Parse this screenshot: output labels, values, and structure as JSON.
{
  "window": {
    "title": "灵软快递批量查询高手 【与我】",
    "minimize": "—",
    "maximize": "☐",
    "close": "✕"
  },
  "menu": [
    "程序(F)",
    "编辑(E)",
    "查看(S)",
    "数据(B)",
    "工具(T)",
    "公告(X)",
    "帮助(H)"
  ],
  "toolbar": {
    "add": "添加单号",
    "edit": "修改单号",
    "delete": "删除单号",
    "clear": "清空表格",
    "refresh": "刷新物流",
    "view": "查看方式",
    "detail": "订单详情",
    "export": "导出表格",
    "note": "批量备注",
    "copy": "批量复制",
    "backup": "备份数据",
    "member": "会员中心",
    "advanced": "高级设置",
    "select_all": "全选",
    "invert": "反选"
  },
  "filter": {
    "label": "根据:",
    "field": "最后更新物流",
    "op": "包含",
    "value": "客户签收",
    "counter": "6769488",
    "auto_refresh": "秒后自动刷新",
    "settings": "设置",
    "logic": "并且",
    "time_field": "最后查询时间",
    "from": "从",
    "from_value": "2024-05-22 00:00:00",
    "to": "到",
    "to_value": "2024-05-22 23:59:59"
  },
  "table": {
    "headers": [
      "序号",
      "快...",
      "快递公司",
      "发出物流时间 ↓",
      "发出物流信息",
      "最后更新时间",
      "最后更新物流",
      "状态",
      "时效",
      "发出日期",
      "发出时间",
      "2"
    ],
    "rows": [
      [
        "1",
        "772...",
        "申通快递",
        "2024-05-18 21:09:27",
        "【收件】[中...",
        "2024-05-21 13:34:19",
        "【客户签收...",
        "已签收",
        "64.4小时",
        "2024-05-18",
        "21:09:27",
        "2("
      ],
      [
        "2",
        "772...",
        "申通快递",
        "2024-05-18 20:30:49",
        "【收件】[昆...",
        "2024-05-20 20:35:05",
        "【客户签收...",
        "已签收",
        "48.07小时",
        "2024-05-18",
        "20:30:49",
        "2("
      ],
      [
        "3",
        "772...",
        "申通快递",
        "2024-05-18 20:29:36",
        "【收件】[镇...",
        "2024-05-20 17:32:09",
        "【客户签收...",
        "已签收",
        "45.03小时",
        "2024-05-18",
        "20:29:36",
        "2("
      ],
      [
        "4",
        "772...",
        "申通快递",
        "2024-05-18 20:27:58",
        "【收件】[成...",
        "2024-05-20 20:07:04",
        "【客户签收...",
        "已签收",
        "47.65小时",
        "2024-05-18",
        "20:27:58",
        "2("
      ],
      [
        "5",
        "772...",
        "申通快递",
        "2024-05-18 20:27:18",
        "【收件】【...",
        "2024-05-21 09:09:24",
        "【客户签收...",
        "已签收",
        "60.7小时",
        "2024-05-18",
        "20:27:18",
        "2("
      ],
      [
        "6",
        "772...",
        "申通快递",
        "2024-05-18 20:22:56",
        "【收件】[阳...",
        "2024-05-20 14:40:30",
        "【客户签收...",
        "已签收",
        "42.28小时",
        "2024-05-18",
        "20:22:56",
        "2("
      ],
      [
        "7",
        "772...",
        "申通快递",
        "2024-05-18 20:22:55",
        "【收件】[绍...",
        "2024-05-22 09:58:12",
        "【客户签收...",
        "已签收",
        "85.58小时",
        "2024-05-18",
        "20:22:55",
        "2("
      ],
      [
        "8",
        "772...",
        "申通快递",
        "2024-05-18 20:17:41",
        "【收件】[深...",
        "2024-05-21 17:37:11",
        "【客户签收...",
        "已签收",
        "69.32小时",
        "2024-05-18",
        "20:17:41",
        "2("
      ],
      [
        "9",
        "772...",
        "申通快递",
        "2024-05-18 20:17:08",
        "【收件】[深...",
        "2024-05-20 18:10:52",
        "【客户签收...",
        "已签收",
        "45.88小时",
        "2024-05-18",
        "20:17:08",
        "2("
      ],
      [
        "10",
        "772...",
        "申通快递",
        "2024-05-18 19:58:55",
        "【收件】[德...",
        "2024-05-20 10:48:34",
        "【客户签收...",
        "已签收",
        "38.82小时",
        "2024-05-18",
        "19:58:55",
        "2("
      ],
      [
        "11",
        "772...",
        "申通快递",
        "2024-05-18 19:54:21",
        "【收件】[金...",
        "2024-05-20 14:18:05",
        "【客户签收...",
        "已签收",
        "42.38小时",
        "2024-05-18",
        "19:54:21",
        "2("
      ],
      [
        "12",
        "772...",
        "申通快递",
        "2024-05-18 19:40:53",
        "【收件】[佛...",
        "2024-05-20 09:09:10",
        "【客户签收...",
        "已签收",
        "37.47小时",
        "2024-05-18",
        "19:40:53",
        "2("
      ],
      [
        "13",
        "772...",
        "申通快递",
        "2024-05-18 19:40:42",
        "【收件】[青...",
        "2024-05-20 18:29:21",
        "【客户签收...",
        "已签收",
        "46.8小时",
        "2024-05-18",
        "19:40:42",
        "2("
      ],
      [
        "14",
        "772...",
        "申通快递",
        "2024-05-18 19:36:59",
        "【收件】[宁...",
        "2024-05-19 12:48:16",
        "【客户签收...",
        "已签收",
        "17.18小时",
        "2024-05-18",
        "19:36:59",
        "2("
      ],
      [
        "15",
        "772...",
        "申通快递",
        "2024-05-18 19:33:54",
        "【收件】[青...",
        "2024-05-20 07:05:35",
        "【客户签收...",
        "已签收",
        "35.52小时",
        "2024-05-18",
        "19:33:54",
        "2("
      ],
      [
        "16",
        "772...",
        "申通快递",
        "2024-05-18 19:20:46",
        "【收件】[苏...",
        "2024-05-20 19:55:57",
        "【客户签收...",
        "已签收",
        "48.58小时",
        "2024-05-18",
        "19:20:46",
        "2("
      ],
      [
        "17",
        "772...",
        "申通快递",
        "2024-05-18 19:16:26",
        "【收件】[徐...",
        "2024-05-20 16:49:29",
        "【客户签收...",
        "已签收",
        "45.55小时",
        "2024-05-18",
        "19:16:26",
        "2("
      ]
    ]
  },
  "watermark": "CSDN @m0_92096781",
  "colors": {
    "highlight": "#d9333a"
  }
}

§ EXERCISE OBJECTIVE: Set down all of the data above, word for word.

§ SOLUTION:
Parse this screenshot: output labels, values, and structure as JSON.
{
  "window": {
    "title": "灵软快递批量查询高手 【与我】",
    "minimize": "—",
    "maximize": "☐",
    "close": "✕"
  },
  "menu": [
    "程序(F)",
    "编辑(E)",
    "查看(S)",
    "数据(B)",
    "工具(T)",
    "公告(X)",
    "帮助(H)"
  ],
  "toolbar": {
    "add": "添加单号",
    "edit": "修改单号",
    "delete": "删除单号",
    "clear": "清空表格",
    "refresh": "刷新物流",
    "view": "查看方式",
    "detail": "订单详情",
    "export": "导出表格",
    "note": "批量备注",
    "copy": "批量复制",
    "backup": "备份数据",
    "member": "会员中心",
    "advanced": "高级设置",
    "select_all": "全选",
    "invert": "反选"
  },
  "filter": {
    "label": "根据:",
    "field": "最后更新物流",
    "op": "包含",
    "value": "客户签收",
    "counter": "6769488",
    "auto_refresh": "秒后自动刷新",
    "settings": "设置",
    "logic": "并且",
    "time_field": "最后查询时间",
    "from": "从",
    "from_value": "2024-05-22 00:00:00",
    "to": "到",
    "to_value": "2024-05-22 23:59:59"
  },
  "table": {
    "headers": [
      "序号",
      "快...",
      "快递公司",
      "发出物流时间 ↓",
      "发出物流信息",
      "最后更新时间",
      "最后更新物流",
      "状态",
      "时效",
      "发出日期",
      "发出时间",
      "2"
    ],
    "rows": [
      [
        "1",
        "772...",
        "申通快递",
        "2024-05-18 21:09:27",
        "【收件】[中...",
        "2024-05-21 13:34:19",
        "【客户签收...",
        "已签收",
        "64.4小时",
        "2024-05-18",
        "21:09:27",
        "2("
      ],
      [
        "2",
        "772...",
        "申通快递",
        "2024-05-18 20:30:49",
        "【收件】[昆...",
        "2024-05-20 20:35:05",
        "【客户签收...",
        "已签收",
        "48.07小时",
        "2024-05-18",
        "20:30:49",
        "2("
      ],
      [
        "3",
        "772...",
        "申通快递",
        "2024-05-18 20:29:36",
        "【收件】[镇...",
        "2024-05-20 17:32:09",
        "【客户签收...",
        "已签收",
        "45.03小时",
        "2024-05-18",
        "20:29:36",
        "2("
      ],
      [
        "4",
        "772...",
        "申通快递",
        "2024-05-18 20:27:58",
        "【收件】[成...",
        "2024-05-20 20:07:04",
        "【客户签收...",
        "已签收",
        "47.65小时",
        "2024-05-18",
        "20:27:58",
        "2("
      ],
      [
        "5",
        "772...",
        "申通快递",
        "2024-05-18 20:27:18",
        "【收件】【...",
        "2024-05-21 09:09:24",
        "【客户签收...",
        "已签收",
        "60.7小时",
        "2024-05-18",
        "20:27:18",
        "2("
      ],
      [
        "6",
        "772...",
        "申通快递",
        "2024-05-18 20:22:56",
        "【收件】[阳...",
        "2024-05-20 14:40:30",
        "【客户签收...",
        "已签收",
        "42.28小时",
        "2024-05-18",
        "20:22:56",
        "2("
      ],
      [
        "7",
        "772...",
        "申通快递",
        "2024-05-18 20:22:55",
        "【收件】[绍...",
        "2024-05-22 09:58:12",
        "【客户签收...",
        "已签收",
        "85.58小时",
        "2024-05-18",
        "20:22:55",
        "2("
      ],
      [
        "8",
        "772...",
        "申通快递",
        "2024-05-18 20:17:41",
        "【收件】[深...",
        "2024-05-21 17:37:11",
        "【客户签收...",
        "已签收",
        "69.32小时",
        "2024-05-18",
        "20:17:41",
        "2("
      ],
      [
        "9",
        "772...",
        "申通快递",
        "2024-05-18 20:17:08",
        "【收件】[深...",
        "2024-05-20 18:10:52",
        "【客户签收...",
        "已签收",
        "45.88小时",
        "2024-05-18",
        "20:17:08",
        "2("
      ],
      [
        "10",
        "772...",
        "申通快递",
        "2024-05-18 19:58:55",
        "【收件】[德...",
        "2024-05-20 10:48:34",
        "【客户签收...",
        "已签收",
        "38.82小时",
        "2024-05-18",
        "19:58:55",
        "2("
      ],
      [
        "11",
        "772...",
        "申通快递",
        "2024-05-18 19:54:21",
        "【收件】[金...",
        "2024-05-20 14:18:05",
        "【客户签收...",
        "已签收",
        "42.38小时",
        "2024-05-18",
        "19:54:21",
        "2("
      ],
      [
        "12",
        "772...",
        "申通快递",
        "2024-05-18 19:40:53",
        "【收件】[佛...",
        "2024-05-20 09:09:10",
        "【客户签收...",
        "已签收",
        "37.47小时",
        "2024-05-18",
        "19:40:53",
        "2("
      ],
      [
        "13",
        "772...",
        "申通快递",
        "2024-05-18 19:40:42",
        "【收件】[青...",
        "2024-05-20 18:29:21",
        "【客户签收...",
        "已签收",
        "46.8小时",
        "2024-05-18",
        "19:40:42",
        "2("
      ],
      [
        "14",
        "772...",
        "申通快递",
        "2024-05-18 19:36:59",
        "【收件】[宁...",
        "2024-05-19 12:48:16",
        "【客户签收...",
        "已签收",
        "17.18小时",
        "2024-05-18",
        "19:36:59",
        "2("
      ],
      [
        "15",
        "772...",
        "申通快递",
        "2024-05-18 19:33:54",
        "【收件】[青...",
        "2024-05-20 07:05:35",
        "【客户签收...",
        "已签收",
        "35.52小时",
        "2024-05-18",
        "19:33:54",
        "2("
      ],
      [
        "16",
        "772...",
        "申通快递",
        "2024-05-18 19:20:46",
        "【收件】[苏...",
        "2024-05-20 19:55:57",
        "【客户签收...",
        "已签收",
        "48.58小时",
        "2024-05-18",
        "19:20:46",
        "2("
      ],
      [
        "17",
        "772...",
        "申通快递",
        "2024-05-18 19:16:26",
        "【收件】[徐...",
        "2024-05-20 16:49:29",
        "【客户签收...",
        "已签收",
        "45.55小时",
        "2024-05-18",
        "19:16:26",
        "2("
      ]
    ]
  },
  "watermark": "CSDN @m0_92096781",
  "colors": {
    "highlight": "#d9333a"
  }
}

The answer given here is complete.